Law FAQ: Questions About Revocable Living Trusts

What is a revocable living trust?  A revocable living trust is a legal document that, just like a will, contains your instructions for what you want to happen to your assets when you die.  But, unlike a will, a living trust can avoid probate at death, control all of your assets and prevent the court from controlling your assets if you become incapacitated.

How does a revocable living trust avoid probate and prevent court control of assets at incapacity?  When you create a revocable living trust, you transfer assets from your name to the name of your trust, which you control.  Legally, you no longer own anything; everything now belongs to your trust.  So there is nothing for the courts to control when you die or become incapacitated.  The concept is simple, but this is what keeps you and your family out of the courts.

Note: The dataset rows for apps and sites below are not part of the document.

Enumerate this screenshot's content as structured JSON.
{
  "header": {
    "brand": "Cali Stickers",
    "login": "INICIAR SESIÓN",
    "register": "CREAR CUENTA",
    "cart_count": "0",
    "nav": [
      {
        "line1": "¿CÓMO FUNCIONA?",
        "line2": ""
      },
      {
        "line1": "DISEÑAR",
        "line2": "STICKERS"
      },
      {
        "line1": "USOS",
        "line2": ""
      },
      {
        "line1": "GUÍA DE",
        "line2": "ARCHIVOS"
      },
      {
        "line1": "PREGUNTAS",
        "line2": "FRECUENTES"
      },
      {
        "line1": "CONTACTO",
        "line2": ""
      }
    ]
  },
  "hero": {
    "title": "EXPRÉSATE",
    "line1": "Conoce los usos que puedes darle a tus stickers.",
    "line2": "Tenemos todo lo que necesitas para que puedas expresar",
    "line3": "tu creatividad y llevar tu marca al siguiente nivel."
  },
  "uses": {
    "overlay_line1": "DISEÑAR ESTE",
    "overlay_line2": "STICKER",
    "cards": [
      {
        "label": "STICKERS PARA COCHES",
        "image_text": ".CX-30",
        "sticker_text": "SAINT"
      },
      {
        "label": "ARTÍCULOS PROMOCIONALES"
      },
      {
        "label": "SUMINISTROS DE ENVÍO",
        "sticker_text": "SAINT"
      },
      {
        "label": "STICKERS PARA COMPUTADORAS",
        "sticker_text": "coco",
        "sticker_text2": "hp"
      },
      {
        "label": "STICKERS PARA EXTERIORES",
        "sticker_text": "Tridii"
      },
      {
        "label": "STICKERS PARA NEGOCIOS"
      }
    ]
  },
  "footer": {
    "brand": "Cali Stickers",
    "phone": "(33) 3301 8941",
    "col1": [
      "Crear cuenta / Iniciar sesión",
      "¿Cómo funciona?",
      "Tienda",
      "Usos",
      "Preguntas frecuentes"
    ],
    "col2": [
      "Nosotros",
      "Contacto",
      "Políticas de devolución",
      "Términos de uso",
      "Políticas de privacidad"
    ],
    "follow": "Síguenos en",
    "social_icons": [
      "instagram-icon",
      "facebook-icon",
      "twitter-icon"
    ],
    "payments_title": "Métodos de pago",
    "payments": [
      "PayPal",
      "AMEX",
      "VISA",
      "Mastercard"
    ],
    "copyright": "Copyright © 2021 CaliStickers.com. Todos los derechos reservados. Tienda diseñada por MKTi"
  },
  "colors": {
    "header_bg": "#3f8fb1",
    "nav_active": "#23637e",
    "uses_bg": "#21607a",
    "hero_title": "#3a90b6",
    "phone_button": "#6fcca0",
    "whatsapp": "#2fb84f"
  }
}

Do I lose control of the assets in my revocable living trust?  Absolutely not.  You keep full control.  As trustee of your trust, you can do anything you could do before – buy and sell assets, change or even cancel (or revoke) your trust.  That’s why it’s called a revocable living trust.  You even file the same tax returns.  Nothing changes but the names on the titles.

Is it hard to transfer assets into my trust?  No.  Your attorney, financial advisor, insurance agent and other professionals can help.  Typically, you will change titles on real estate, stocks, bonds, CDs, bank accounts, investments, insurance and other assets with titles.  Revocable living trusts also own tangible personal property and other assets that do not have titles.  Some beneficiary designations should also be changed to your trust so the court can’t control them if a beneficiary is incapacitated or no longer living when you die.

Doesn’t this take a lot of time?  It will take some time – but you can do it now, or you can pay the courts and attorneys to do it for you later.  One of the benefits of a revocable living trust is that all of your assets are brought together under one plan.  Don’t delay “funding” your trust; it can only protect assets that have been transferred into it.

Feel free to contact us for more information about how a revcoable living trust would work in your estate plan.

Law FAQ: What is Probate and why is it bad?

What is Probate and why is it bad?  (a.k.a. Why simply having a will might not be enough.)

Probate is the legal process through which the court sees that, when you die, your debts are paid and your assets are distributed according to your will.  Indeed, a will is a “ticket” to Probate.  If you don’t have a valid will, your assets are distributed according to state law.  But….

Probate can be expensive.  Legal fees, executor fees and other costs must be paid before your assets can be fully distributed to your beneficiaries.  If you own real estate in other states, your family could face multiple probates, each one according to the laws in the state where real estate is owned.  These costs vary, but a good rule of thumb is the cost of Probate will be 6% of your total estate.

Probate takes time, usually nine months to two years, but often longer.  During part of this time, assets are normally frozen so an accurate inventory can be taken.  Nothing can be distributed or sold without court and/or executor approval.

Your family has no privacy.  Probate is a public process, so anyone can see what you owned, whom you owed, who will receive your assets and when they will receive them.  The process “invites” disgruntled heirs to contest your will and can expose your family to solicitors.

Most importantly, your family has no control.  The Judge and the Probate Court process determines how much it will cost, how long it will take, and what information is made public.

Our firm employs estate planning strategies that can reduce the hassle of the probate process, or even eliminate it altogether.

Feel free to contact us for more information.